  • Who Killed Doc?
    Who Killed Doc?

    Minnesotan David Cedergren served in Iraq as a combat medic. When he died while in service, his family was told the cause was a pre-existing physical condition. They were never convinced, and a year-long investigation by KSTP-TV proved them right. “Doc” Cedergren was electrocuted while showering in makeshift facilities. In the course of this investigation, other soldiers revealed a pattern of neglect. Officers had been repeatedly warned of the hazardous conditions. Numerous accounts cited electrical shocks in the... read more

  • Wonders of the Solar System with Brian Cox
    Wonders of the Solar System with Brian Cox

    Brian Cox is almost certainly the only human in history to hold a chair in particle physics (Manchester University) and have a hit record to his credit. His pop-star look, ease with explaining complicated concepts and infectious enthusiasm are among the virtues of Wonders of the Solar System. The series is also a poetically gorgeous travelogue— come see the planets through the taillights of comets, go dancing in the swirling Milky Way — even as Cox addresses big... read more

  • Zimbabwe’s Forgotten Children
    Zimbabwe’s Forgotten Children
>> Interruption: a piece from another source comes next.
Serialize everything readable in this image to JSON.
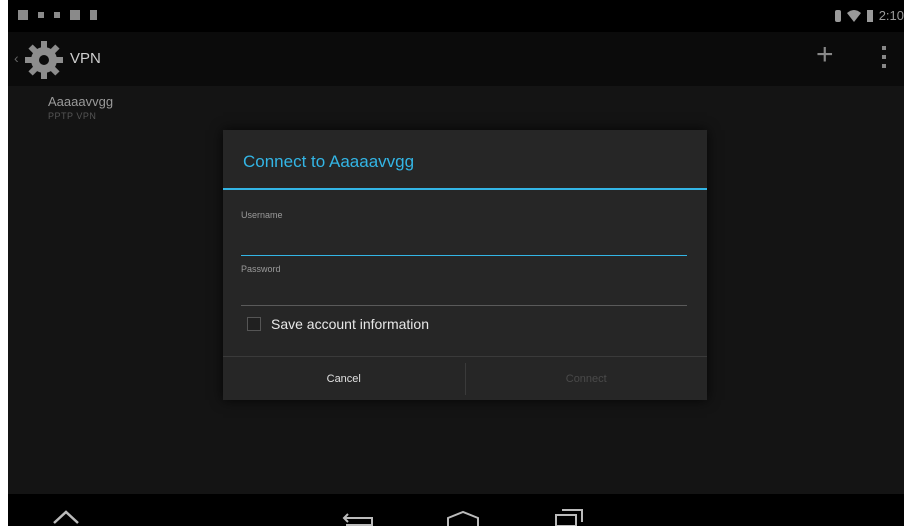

    Zimbabwe is a nation with shining, modern cities and breathtaking natural beauty, but also one with hideous poverty and squalor. Its repressive government is happy to show off the former, just not the latter. Indeed, anyone who attempts to film the decrepit shanty towns or children mining garbage dumps for re-sellable bottles or junk risks arrest and imprisonment. Producer Xoliswa Sithole and her director/cameraman, Jezza Neumann, took the risk, conning their way into Sithole’s homeland on the pretense... read more